What Is a Slot?


A slot is an opening or groove in something, such as a mail slot in a door or the slot on a computer motherboard where a memory module or processor fits. A slot is also a term used in gambling to describe a specific area on a casino floor where machines are grouped together. In modern casinos, slots are often electronic, but they may be traditional mechanical as well. They are usually located in high-traffic areas and feature energizing music, flashing lights, and LCD displays that show winning scenes. Some even have special bonus modes that give the player an additional chance to win big prizes.

A football player’s slot is the area between and slightly behind the wide receivers, but outside the line of scrimmage. The slot receiver position requires a number of skills, including speed and agility. These players must be able to quickly run complex routes and elude tackles. The position also demands that they have a good understanding of the game’s rules and how to read defensive coverage.

Slot receivers are becoming more important to teams because of the way they force defenses to adjust their coverage. They are often lined up inside of a boundary cornerback, forcing the defender to play both press coverage and off-man coverage, which is very difficult. Slot receivers also have the ability to run both in-and-out and out-routes, which allows them to create separation from defenders.

When you are playing a slot, you must always be aware of your bankroll. It is easy to get caught up in the excitement of hitting a jackpot or winning a large amount of money, but you must remember that you have a set budget that you should not exceed. When you are losing money, it is a good idea to lower your bet size or stop playing altogether. Regardless of whether you are playing at home or in a land-based casino, it is crucial to manage your money properly.

Another thing to keep in mind is that slot games are not always fair. There are a lot of different factors that determine whether a slot machine is fair or not, and the best way to test this is to play the game for free before you decide to deposit real money. You can find a number of online websites that offer free versions of slot games. These sites are usually regulated and will have the same security features as real-money sites.

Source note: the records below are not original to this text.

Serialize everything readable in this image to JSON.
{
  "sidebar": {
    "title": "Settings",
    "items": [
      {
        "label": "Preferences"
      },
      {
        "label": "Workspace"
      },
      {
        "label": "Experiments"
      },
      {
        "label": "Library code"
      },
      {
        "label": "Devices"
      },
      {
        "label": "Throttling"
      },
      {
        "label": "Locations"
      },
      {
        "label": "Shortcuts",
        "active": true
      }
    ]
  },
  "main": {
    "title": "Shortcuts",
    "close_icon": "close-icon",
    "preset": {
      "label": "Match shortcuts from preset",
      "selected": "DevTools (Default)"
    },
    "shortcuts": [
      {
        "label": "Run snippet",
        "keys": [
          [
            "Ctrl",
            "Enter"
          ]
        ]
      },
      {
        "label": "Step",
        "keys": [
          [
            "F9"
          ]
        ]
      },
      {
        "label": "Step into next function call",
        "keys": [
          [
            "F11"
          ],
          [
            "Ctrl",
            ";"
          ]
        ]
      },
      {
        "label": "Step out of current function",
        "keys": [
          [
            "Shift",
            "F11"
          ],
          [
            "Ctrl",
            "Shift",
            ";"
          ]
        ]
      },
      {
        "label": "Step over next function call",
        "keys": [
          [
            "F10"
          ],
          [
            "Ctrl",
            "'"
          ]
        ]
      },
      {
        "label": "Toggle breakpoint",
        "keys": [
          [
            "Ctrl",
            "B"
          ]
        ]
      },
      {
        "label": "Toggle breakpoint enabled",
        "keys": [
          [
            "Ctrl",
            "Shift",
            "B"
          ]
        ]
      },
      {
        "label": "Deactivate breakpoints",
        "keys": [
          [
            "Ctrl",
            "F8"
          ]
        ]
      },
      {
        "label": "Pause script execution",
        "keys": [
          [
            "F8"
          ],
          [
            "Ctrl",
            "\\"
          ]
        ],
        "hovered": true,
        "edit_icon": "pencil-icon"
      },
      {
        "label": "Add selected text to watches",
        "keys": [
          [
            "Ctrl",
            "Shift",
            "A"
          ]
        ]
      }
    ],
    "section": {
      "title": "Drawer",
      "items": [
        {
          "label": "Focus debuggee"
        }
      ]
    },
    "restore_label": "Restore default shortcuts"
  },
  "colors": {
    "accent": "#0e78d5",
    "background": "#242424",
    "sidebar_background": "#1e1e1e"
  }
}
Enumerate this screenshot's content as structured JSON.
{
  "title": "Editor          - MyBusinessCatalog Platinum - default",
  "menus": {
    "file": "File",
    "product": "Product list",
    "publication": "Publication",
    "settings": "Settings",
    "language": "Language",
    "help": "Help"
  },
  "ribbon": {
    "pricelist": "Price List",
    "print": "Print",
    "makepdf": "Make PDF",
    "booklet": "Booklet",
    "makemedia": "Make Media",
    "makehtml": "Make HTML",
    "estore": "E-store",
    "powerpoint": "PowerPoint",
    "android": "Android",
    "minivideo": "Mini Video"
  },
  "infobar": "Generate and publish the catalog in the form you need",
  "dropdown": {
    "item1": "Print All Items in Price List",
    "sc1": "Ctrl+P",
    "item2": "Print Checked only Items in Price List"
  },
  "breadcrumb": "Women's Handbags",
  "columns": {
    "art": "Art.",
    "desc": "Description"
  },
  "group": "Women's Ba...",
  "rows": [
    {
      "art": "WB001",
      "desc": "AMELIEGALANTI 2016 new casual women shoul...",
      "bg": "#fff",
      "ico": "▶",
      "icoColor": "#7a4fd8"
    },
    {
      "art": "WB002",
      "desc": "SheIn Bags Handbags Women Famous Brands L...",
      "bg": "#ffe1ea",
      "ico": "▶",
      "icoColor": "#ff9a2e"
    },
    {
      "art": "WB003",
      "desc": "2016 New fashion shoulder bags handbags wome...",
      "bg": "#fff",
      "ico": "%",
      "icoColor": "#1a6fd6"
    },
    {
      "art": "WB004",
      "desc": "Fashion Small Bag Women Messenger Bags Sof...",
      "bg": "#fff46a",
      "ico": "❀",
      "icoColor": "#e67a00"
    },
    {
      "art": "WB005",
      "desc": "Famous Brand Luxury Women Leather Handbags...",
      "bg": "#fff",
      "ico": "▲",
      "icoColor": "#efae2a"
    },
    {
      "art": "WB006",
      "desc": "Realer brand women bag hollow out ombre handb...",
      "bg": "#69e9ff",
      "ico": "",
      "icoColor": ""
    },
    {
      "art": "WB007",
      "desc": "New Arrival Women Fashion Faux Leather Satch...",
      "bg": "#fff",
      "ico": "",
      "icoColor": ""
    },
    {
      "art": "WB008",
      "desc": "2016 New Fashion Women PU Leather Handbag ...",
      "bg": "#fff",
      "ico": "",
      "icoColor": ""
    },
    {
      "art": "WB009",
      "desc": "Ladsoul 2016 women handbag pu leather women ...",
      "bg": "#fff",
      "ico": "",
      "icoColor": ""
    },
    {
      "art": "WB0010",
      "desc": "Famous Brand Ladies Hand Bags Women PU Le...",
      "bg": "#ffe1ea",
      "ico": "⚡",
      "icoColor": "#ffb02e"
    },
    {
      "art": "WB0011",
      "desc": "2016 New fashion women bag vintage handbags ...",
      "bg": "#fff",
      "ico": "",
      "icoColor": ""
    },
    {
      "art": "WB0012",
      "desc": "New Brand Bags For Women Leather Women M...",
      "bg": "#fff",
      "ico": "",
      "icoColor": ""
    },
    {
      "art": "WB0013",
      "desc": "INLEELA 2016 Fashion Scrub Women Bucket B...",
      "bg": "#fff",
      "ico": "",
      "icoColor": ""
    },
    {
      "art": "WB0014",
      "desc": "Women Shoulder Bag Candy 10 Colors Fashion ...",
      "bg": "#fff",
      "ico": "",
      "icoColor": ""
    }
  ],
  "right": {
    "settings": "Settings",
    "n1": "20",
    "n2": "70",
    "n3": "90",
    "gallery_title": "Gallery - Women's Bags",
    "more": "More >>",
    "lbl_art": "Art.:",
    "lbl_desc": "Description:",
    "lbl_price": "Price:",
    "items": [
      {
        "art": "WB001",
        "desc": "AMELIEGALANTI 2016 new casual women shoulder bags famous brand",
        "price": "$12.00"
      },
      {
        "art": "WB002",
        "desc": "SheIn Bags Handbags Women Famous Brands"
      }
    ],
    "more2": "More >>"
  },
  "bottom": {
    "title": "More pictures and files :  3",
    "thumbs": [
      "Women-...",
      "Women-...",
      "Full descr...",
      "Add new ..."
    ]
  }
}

Unlike traditional mechanical slot machines, which only allow one payline, modern video slots can have as many as 1024 possible paylines. Some have as few as three reels with multiple symbols, while others have five or more. Choosing how many paylines you want to bet on is an important decision, as it can impact your chances of winning. Many modern slots also have special symbols that trigger various bonus features, such as free spins, mini-games, or jackpots. Some of these bonuses are randomly awarded while others require you to spin a certain number of times or fill a specific pattern to activate.